When he wasn't busting gain lines for carries, he was up near the top of our tackling charts or forcing turnovers at their mauls. He's getting very close to being undroppable, though in this contest both of his opposing locks were in similar form. Not far off MotM was Peter O’Mahony. For all the talk of Leinster's embarrassment of backrow riches, the Munster skipper gets on my Irish team sheet before any of them. He always knows when to produce the goods just when they're needed, like forcing a turnover or even putting in one of the better territory kicks on the night. But it was his perfectly timed lineout steal that helped us seal the win. Once more we had hit them hard with phases in their 22 and the resistance was holding so much that Larmour felt his only option was to grubber one into touch close to the line. Sidenote on Larmour…this outing was definitely a reality check for him after last week. I said then he deserved man of the match because he tended to his FB duties as well as the YouTube moments, but this time, we definitely saw a few wobbles. Hopefully Rob is OK for the All Blacks in which case Jordan should definitely be in line for jersey 23 at least. Anyway…for all the talk of our lineout woes, the Pumas just lost one on their own throw but it was the most important, and moments before the dart you can see O’Mahony reading it like he made the call himself. From there Leavy got it over the line but it was held up so once again we relied on our scrum to lead to a try, this time via Stander putting through Luke McGrath. A word on the scrum halves…both did well to get on the score sheet though I did feel there was an uptick in pace when Luke came on. When it comes to selection for next week, much depends on Murray's fitness but I think I'd nudge the Leinster 9 ahead in the pecking order for the time being. So our third try put us two scores ahead and perhaps I'm being greedy but when we won another penalty in the 75th minute, I was disappointed that we didn't go for a fourth as that would have brought us to the 15-point margin that earns maximum ranking points. Instead Sexton took the three and that was all the scoring for the day. Not the dominant display nor result we expected by a long shot…but like I say, there were mitigating factors in that Argentina played closer to their “World Cup v Ireland” form than their “normal November v Ireland” form, plus the very late personnel change. I can also see silver linings, not least of which is that the All Blacks won't be able to see much in our play over this 80 minutes that will prepare them for next Saturday. Was this by design as much as by circumstance? Perhaps.

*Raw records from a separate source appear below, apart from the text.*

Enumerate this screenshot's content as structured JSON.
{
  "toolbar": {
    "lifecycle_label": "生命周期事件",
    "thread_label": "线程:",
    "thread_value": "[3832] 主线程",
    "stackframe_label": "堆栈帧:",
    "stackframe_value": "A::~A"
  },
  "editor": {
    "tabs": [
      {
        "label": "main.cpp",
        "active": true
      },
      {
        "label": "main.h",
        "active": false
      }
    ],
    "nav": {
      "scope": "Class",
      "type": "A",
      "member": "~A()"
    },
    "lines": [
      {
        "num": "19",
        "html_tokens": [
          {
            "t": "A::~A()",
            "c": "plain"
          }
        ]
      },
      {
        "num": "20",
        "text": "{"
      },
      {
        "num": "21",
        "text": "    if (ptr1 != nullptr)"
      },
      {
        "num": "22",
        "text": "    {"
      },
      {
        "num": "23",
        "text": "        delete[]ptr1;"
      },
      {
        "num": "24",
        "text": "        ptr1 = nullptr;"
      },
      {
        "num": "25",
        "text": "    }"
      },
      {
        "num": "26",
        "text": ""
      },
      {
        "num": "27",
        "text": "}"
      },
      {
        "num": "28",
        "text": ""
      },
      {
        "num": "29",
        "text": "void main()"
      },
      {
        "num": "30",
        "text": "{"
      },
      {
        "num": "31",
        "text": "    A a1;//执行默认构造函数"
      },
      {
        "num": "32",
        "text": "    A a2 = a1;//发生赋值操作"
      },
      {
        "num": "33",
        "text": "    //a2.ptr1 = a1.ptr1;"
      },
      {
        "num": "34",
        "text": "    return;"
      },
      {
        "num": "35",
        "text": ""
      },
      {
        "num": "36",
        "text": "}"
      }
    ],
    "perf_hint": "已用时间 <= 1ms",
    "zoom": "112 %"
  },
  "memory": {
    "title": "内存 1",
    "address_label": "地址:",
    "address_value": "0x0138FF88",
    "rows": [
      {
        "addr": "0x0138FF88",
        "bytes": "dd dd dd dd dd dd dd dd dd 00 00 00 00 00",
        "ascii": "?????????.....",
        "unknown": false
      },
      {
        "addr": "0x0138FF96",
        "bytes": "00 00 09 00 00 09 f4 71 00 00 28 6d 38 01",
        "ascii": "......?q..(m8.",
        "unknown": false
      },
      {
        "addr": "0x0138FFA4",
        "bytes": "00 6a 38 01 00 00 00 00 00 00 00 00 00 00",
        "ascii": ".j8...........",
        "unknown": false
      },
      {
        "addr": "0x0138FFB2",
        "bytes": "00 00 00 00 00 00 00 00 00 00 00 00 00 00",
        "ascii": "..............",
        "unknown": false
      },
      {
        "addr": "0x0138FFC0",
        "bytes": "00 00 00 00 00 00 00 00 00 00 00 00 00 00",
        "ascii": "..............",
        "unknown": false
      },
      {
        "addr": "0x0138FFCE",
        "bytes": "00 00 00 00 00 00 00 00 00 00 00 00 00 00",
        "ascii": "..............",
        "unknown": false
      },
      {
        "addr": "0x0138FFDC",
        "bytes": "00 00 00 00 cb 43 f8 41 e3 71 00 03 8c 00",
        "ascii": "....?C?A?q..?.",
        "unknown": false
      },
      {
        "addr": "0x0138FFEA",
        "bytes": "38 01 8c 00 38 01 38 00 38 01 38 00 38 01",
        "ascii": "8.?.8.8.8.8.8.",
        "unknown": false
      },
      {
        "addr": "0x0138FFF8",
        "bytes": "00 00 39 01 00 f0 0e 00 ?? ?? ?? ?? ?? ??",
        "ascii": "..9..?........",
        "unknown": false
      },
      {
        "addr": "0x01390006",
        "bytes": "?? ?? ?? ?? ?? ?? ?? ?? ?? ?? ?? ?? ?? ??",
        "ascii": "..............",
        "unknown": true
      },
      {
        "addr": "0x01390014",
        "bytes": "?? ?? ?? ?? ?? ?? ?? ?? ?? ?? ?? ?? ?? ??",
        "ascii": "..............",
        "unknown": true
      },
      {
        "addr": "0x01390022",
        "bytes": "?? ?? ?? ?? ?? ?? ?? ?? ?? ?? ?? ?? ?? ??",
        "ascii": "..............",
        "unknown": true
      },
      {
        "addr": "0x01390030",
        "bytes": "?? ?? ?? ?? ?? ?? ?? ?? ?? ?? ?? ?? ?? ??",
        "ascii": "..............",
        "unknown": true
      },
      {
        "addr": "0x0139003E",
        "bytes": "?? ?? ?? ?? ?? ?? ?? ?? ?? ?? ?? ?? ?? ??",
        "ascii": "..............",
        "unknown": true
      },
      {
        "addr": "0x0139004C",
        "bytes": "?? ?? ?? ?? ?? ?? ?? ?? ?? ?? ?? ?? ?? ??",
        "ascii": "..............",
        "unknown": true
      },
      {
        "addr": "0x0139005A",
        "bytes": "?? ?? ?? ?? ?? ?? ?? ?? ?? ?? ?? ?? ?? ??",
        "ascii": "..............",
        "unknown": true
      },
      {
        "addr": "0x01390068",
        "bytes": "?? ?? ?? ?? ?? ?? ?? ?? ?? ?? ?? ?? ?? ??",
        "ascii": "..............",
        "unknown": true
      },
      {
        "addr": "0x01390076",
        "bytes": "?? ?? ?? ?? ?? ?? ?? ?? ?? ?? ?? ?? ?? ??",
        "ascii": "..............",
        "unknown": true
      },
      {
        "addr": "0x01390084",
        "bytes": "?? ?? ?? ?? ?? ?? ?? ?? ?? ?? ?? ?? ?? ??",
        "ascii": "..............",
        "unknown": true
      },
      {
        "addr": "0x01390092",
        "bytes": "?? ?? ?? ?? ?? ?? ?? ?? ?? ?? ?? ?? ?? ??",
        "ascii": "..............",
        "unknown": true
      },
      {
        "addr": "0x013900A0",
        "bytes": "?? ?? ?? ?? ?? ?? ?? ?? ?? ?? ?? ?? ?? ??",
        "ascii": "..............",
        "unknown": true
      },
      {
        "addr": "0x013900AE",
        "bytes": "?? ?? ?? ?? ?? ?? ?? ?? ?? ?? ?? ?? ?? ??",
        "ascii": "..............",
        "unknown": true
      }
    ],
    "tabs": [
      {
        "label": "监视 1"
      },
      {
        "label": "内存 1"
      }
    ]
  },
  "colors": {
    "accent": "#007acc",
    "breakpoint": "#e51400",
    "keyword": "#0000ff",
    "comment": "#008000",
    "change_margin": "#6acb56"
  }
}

We can certainly do with bringing the scrum form forward, though I'd have concerns over Tadhg Furlong after he seemed to be visibly shaken on more than one occasion after what looked like head knocks. But answers to questions like those will only arrive after kickoff next Saturday. After all the success Ireland have enjoyed in 2018 so far, having had the summer off and some time back at their provinces, there are bound to be a few cobwebs….hopefully this match has served to clear them all. JLP

Later this week we'll have a guest post from Keego plus our 80-word reviews on Tuesday, Harpin Points on Wednesday, Telly post on Thursday and our Ireland v Argentina preview on Friday.  Plus of course every morning our Front5 quotes & links.  Do stay tuned!

HarpinOnRugby match writeups are brought to you by 



Taken by JLP from RDS press box on Nov 16, 2019